With all these considerations, it’s essential never to lose sight of one basic practice – keeping the restaurant safe. Aside from the obvious dangers to human lives that can result from poor safety practices at an establishment, property damage can be costly, and in some cases, shut down your operations for a period, which is something no business owner wants to hear. Here are some ways to prevent three common sources of property damage.
In the food business, water is used almost everywhere. From cooking to cleaning, a constant supply of water keeps your kitchen running smoothly. But as any homeowner can tell you, bad things happen when water gets to places where it shouldn’t be present. Unwanted moisture can lead to mold formation, which is never desirable, but especially when your business survival depends on cleanliness and safety.

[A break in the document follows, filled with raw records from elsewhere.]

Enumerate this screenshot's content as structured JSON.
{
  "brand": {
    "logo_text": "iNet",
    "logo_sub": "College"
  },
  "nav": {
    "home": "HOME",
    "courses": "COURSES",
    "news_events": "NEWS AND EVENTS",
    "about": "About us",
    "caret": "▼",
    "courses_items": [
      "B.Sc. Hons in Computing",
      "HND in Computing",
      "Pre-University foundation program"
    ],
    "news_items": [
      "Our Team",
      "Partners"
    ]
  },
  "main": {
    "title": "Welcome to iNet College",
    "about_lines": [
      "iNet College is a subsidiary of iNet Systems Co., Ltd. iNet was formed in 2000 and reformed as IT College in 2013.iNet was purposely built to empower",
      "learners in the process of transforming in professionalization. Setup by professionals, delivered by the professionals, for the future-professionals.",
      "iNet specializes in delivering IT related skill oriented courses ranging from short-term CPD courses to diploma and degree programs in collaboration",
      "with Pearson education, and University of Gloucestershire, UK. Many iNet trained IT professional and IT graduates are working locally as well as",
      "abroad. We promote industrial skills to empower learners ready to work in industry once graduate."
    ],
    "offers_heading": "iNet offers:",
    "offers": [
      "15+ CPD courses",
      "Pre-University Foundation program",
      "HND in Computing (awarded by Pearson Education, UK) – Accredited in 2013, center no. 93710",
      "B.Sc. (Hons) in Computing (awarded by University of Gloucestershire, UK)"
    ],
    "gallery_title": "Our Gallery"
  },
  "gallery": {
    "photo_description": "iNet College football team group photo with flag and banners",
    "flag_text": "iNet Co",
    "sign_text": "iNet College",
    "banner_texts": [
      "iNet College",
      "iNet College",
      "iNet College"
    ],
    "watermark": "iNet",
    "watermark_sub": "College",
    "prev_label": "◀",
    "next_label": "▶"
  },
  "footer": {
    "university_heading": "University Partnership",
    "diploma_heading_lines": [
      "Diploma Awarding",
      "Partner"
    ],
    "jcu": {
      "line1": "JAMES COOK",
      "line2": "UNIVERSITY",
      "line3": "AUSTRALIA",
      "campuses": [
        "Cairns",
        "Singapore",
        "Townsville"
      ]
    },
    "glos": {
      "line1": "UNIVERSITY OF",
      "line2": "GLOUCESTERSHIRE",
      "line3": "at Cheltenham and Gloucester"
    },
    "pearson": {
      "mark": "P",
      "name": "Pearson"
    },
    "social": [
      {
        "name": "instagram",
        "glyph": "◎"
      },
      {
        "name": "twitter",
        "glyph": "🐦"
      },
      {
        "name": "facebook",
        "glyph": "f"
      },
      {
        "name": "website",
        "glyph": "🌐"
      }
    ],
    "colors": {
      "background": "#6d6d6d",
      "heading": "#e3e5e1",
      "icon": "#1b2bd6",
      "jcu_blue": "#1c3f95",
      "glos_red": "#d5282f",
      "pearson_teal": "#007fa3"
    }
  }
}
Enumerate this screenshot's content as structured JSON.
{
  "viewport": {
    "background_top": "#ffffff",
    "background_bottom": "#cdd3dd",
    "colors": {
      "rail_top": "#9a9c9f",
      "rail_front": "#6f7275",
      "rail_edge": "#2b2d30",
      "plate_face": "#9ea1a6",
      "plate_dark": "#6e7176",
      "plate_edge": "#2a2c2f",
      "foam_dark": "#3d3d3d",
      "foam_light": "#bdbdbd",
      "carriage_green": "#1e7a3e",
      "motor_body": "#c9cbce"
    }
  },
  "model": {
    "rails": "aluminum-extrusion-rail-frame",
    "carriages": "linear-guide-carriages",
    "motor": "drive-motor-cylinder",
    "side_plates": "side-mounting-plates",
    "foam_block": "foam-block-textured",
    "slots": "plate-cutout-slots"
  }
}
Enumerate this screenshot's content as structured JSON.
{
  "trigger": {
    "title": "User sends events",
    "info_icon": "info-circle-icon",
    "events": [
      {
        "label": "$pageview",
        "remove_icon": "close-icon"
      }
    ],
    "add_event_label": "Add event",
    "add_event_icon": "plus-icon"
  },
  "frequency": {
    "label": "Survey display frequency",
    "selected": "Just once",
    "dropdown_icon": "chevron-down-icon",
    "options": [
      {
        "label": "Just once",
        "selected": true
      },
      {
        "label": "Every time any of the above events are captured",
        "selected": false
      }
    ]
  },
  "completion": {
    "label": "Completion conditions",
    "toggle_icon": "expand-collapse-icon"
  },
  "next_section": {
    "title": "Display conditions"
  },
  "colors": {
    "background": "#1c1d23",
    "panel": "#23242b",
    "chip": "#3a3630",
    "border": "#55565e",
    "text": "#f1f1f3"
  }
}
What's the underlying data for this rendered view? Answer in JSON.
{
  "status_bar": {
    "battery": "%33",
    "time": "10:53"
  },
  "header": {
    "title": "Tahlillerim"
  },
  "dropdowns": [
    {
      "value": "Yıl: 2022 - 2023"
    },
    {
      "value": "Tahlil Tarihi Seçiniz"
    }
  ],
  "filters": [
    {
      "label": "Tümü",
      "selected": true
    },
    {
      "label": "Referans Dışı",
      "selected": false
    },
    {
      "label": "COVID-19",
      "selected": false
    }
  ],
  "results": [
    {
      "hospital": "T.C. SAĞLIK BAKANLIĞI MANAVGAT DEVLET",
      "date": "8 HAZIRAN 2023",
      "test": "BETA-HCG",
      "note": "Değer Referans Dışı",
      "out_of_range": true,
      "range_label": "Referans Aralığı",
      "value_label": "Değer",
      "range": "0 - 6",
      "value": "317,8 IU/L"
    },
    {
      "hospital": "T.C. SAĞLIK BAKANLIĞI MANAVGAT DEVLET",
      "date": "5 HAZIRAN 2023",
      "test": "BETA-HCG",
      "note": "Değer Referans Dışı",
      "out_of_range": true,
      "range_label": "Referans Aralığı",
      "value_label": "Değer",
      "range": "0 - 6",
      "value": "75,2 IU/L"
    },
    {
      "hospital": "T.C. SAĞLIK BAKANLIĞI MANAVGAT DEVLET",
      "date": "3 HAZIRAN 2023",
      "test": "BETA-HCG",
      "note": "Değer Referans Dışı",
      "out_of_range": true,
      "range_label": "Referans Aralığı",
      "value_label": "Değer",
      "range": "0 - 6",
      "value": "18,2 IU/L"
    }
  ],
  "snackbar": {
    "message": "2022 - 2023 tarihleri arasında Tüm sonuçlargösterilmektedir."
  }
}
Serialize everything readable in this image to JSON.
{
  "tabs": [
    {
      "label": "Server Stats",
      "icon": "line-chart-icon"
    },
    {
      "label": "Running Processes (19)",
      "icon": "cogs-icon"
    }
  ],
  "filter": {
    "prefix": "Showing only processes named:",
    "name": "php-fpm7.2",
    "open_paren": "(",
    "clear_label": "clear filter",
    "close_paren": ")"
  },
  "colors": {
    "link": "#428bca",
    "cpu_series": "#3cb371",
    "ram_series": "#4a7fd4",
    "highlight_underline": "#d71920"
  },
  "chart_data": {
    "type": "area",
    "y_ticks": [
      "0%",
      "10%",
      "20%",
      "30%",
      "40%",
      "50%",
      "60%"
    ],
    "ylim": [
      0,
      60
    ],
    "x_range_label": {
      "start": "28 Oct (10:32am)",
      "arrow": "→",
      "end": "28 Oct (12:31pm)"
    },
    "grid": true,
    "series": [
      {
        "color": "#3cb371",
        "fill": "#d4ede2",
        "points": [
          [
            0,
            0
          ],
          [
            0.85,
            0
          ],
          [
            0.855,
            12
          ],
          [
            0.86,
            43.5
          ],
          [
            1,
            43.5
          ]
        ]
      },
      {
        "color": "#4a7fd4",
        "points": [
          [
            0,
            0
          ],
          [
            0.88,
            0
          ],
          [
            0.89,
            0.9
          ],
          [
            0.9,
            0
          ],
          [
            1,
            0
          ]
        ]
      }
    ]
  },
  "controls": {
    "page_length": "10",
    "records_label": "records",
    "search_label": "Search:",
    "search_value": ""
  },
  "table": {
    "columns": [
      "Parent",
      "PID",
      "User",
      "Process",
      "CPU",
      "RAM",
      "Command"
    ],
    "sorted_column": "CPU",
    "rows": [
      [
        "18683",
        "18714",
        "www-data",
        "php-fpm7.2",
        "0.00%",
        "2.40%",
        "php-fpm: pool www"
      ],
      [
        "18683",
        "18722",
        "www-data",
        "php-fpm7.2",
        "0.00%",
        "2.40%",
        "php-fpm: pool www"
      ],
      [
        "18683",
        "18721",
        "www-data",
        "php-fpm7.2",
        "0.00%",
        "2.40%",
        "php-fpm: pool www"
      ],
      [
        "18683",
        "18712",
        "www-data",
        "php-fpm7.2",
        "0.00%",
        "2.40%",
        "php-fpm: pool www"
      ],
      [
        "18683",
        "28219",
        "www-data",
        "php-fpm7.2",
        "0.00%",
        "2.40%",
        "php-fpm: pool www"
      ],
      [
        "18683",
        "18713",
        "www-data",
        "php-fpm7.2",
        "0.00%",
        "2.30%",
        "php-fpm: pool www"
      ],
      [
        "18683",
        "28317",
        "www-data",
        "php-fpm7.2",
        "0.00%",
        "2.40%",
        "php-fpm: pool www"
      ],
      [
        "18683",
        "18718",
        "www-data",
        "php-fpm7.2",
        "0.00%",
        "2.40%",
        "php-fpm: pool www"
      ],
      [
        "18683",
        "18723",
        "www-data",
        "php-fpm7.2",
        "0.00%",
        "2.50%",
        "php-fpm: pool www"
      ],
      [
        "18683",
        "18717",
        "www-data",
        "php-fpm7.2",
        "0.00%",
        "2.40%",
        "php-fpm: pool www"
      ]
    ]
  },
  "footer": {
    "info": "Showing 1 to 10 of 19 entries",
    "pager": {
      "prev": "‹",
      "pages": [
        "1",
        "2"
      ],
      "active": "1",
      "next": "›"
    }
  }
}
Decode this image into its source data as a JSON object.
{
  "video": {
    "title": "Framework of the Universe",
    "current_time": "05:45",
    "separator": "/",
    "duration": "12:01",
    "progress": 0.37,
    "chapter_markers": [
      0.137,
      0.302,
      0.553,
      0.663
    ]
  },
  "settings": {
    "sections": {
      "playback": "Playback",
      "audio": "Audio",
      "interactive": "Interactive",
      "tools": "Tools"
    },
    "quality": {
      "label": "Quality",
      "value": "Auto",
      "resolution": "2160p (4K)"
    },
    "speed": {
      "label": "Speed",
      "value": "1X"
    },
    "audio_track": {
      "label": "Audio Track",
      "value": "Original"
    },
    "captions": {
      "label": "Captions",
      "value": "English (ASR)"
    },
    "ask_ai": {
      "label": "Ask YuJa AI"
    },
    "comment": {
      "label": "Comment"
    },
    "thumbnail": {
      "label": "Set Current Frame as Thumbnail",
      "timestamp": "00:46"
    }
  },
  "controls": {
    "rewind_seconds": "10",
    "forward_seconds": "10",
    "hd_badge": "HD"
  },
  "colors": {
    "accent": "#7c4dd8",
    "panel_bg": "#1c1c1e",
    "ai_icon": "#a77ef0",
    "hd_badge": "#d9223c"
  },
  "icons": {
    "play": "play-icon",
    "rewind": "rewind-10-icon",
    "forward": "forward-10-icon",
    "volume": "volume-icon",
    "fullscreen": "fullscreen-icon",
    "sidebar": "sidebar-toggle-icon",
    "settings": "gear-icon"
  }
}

Your kitchen staff should be well drilled in cleaning procedures, and that includes overseeing proper drainage of water in the kitchen and prompt cleaning of any spillage in the dining areas. If you have an outdoor deck or rooftop area, these can be highly exposed to weather and rain. Make sure to keep them waterproofed with solutions like cementitious waterproofing membranes to maintain form and function.
Along with water, restaurants need heat in the right places. From ovens to stoves, various electrical appliances, and gas pipes, there’s a long list of fire hazards in every kitchen. It shouldn’t come as a surprise, then, that reports indicate over 8,000 restaurants catch fire every year.
Cleaning oven hoods and grease traps should be a part of your safety routines in the kitchen, and employees should be alert to these common fire hazards. Watch out for old wiring, and avoid overloading electric outlets. Overall, periodic fire inspection is simply a part of running a restaurant business. Have professionals conduct the inspection once a month for your peace of mind and continued safety certification.
Your restaurant equipment can be just as expensive as the property, and it’s vital to ensure proper care and maintenance of the appliances and fixtures that keep your business running. A lot of common kitchen mishaps come down to lack of experience or training on the part of the workers.
If you find yourself doing more office work in your restaurant business, there’s a chance that kitchen protocols aren’t being followed so rigorously. Even if you still spend a lot of time in the kitchen, you can’t always keep your eye on everything. Take time to drill your staff on the proper use of every piece of equipment, and the importance of keeping the layout as tidy as possible each day. Then, see to it that the organization and safety measures are enforced when you’re away.
The best practices in restaurant safety can go unnoticed because when you’re doing things right, then nothing happens. You don’t want to have to call your insurance and discuss exposure coverage, and you certainly don’t want to lose trust in your brand by being forced to shut down for safety reasons, even if it’s only temporary. See to it that your entire team places safety first as they go about their daily operations.